● **Work task**
Tally every line of the material that includes "background", then give the tally and nothing else.

::::::::::

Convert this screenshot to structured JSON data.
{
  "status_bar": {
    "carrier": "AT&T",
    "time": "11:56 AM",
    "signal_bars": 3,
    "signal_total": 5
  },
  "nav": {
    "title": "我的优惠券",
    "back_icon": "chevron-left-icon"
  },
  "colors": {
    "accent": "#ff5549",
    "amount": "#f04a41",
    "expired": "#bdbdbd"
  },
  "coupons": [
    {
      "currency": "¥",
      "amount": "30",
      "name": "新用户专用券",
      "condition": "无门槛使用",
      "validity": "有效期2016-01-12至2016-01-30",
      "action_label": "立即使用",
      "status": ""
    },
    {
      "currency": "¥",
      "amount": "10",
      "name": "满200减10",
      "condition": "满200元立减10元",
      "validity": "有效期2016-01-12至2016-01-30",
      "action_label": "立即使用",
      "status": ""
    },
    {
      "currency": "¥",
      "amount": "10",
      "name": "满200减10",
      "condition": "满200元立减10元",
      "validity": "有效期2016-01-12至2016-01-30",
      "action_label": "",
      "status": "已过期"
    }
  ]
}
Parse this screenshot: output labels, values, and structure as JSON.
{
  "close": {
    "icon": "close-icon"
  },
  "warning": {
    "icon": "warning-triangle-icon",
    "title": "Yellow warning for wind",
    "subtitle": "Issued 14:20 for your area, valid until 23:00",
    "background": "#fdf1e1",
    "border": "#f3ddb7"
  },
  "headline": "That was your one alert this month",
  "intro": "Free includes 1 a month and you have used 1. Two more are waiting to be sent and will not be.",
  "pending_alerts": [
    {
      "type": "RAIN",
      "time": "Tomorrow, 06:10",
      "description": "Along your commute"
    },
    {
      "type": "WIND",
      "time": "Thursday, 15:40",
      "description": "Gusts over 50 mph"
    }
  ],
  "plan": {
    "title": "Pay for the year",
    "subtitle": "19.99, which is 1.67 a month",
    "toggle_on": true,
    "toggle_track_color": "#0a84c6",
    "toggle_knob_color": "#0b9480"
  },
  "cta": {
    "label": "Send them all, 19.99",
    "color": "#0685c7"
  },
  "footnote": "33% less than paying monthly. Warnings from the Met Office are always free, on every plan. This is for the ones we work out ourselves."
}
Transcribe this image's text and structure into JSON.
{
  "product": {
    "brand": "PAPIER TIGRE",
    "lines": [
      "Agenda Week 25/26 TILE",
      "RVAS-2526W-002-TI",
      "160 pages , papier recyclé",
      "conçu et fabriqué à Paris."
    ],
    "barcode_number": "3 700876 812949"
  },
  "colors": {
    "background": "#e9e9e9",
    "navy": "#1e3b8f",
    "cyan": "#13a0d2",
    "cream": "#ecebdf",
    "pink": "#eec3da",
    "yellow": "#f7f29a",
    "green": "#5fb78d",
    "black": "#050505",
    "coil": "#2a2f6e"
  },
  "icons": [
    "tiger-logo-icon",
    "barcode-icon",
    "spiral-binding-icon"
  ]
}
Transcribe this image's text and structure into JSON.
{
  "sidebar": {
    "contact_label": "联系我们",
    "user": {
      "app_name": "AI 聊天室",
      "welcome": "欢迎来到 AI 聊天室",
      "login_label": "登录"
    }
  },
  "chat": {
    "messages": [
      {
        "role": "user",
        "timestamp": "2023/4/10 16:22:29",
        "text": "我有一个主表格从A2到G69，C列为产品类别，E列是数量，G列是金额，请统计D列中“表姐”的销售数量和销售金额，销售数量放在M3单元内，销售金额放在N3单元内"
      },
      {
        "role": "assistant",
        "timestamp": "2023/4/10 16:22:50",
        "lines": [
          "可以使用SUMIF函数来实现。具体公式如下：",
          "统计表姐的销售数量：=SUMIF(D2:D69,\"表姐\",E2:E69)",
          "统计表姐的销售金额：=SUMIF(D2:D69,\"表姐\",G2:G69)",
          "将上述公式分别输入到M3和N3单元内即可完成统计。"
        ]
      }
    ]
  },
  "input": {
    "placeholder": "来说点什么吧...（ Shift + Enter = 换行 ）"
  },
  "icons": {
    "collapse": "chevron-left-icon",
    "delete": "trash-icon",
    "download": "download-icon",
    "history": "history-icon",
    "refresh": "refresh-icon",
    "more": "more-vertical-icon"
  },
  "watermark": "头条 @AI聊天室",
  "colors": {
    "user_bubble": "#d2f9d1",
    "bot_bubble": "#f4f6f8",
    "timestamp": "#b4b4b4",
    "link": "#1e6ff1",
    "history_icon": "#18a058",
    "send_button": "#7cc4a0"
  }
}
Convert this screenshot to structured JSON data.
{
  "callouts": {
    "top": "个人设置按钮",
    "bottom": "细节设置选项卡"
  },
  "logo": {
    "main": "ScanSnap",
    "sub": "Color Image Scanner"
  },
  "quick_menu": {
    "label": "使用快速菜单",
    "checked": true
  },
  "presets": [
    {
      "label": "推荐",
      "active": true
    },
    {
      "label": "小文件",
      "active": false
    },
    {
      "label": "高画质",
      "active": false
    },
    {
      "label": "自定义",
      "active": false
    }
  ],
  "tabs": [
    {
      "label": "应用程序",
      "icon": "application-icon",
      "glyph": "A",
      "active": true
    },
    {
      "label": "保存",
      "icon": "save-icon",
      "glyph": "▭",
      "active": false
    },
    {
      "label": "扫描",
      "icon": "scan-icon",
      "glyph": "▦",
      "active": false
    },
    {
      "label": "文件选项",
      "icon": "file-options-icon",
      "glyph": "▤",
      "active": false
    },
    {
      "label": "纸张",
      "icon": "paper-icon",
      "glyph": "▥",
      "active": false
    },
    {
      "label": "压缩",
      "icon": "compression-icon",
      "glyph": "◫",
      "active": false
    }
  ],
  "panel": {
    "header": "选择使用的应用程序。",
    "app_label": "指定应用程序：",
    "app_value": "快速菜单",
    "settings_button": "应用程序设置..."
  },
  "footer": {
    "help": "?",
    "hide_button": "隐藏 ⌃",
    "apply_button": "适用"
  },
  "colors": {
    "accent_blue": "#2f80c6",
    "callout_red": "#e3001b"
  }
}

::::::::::

● **Response area**
2